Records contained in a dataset
************
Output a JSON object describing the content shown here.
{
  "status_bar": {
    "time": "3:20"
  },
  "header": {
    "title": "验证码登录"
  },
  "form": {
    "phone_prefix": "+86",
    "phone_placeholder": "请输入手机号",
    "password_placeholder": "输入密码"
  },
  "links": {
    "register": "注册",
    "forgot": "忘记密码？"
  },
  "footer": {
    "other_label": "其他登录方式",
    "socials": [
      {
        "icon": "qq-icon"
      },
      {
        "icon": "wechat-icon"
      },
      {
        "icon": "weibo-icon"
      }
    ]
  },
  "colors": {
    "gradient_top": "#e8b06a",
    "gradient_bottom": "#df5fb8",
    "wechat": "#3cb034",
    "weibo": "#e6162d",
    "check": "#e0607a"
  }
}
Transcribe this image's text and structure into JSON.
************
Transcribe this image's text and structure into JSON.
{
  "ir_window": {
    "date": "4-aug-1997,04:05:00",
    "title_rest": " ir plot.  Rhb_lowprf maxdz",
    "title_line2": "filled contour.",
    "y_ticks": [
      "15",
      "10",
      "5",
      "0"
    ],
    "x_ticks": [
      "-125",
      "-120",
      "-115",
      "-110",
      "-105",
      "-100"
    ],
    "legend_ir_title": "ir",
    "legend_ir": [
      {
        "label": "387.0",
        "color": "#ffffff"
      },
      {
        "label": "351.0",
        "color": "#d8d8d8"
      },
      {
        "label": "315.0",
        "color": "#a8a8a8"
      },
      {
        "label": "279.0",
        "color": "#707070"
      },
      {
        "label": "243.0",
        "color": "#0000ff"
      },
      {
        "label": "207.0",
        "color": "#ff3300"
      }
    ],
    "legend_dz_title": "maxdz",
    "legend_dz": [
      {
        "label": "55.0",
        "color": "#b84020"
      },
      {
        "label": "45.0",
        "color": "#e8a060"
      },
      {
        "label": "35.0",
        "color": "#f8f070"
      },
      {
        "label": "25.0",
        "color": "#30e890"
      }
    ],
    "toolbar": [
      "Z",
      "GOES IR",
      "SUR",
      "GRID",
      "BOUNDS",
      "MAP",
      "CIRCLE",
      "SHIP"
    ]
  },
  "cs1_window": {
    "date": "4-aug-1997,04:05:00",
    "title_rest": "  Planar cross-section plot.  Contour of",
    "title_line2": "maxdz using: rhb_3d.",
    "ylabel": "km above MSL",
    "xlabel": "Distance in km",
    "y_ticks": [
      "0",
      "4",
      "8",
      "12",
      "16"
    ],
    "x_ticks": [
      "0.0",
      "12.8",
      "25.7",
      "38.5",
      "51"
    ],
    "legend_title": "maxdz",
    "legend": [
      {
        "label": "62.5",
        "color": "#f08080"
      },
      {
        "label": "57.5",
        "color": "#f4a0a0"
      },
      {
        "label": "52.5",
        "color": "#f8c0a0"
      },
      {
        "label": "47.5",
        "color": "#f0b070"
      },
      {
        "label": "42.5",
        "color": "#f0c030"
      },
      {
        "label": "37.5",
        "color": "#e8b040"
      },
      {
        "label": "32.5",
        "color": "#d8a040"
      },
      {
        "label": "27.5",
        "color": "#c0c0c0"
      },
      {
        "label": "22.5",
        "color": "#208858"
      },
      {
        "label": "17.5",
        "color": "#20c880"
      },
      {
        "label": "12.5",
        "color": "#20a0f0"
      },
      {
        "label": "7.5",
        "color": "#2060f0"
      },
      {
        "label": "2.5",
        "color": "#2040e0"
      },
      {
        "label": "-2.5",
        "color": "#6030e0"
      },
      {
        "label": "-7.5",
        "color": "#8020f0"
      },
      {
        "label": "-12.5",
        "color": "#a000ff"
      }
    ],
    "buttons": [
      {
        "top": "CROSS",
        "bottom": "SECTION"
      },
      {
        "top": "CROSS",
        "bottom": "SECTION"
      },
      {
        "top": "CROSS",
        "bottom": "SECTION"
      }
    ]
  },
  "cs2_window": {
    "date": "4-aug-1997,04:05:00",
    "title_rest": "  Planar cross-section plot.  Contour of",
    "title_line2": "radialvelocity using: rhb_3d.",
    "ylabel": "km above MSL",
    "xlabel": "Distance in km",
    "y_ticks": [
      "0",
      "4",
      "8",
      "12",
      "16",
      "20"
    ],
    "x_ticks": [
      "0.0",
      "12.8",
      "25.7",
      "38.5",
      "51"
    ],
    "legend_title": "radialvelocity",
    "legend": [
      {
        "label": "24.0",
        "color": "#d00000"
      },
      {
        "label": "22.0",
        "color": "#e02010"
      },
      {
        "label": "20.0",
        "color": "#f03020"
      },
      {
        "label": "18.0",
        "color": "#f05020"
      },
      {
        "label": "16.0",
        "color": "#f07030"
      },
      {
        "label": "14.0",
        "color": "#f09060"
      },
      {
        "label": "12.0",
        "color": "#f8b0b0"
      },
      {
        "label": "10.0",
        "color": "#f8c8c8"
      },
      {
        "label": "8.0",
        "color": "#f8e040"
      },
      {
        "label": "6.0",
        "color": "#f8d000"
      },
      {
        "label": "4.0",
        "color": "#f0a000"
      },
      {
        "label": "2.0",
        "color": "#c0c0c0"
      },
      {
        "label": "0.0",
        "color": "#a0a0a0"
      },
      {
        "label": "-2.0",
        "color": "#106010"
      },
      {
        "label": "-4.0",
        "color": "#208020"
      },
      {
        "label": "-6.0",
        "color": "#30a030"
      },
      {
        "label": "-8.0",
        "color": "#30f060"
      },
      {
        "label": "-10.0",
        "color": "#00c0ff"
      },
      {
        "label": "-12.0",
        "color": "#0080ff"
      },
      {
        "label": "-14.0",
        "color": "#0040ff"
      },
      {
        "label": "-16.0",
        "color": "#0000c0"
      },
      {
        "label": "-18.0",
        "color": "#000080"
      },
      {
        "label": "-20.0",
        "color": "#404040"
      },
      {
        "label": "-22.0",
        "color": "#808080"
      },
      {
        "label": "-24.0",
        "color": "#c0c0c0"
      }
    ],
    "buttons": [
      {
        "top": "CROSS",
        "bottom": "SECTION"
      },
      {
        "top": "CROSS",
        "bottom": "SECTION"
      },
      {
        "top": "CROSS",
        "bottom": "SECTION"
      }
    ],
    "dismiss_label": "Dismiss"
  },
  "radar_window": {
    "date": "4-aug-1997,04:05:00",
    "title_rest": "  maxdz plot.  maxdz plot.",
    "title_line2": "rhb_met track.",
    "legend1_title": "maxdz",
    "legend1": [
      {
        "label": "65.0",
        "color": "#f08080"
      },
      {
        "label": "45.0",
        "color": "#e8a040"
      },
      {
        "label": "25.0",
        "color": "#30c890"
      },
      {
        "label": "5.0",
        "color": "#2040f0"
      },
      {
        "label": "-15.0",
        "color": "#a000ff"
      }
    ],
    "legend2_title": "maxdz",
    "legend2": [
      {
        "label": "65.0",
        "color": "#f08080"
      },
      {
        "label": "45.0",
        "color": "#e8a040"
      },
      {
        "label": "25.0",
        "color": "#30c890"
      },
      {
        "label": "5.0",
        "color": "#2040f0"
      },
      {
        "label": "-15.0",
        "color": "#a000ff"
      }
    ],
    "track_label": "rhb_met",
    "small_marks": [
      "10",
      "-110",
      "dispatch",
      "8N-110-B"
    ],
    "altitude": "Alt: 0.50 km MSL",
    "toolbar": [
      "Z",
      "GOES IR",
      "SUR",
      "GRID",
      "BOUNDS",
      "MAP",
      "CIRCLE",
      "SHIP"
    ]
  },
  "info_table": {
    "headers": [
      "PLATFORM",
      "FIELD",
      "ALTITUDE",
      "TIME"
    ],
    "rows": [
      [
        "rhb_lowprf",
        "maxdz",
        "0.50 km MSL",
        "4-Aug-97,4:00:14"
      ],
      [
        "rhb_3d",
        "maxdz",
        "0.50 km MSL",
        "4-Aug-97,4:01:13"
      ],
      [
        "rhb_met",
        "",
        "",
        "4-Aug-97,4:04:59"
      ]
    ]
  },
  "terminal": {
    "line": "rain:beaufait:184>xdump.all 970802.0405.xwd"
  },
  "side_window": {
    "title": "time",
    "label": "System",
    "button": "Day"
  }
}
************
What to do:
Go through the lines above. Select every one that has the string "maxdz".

Completed exercise:
    "title_rest": " ir plot.  Rhb_lowprf maxdz",
    "legend_dz_title": "maxdz",
    "title_line2": "maxdz using: rhb_3d.",
    "legend_title": "maxdz",
    "title_rest": "  maxdz plot.  maxdz plot.",
    "legend1_title": "maxdz",
    "legend2_title": "maxdz",
        "maxdz",
        "maxdz",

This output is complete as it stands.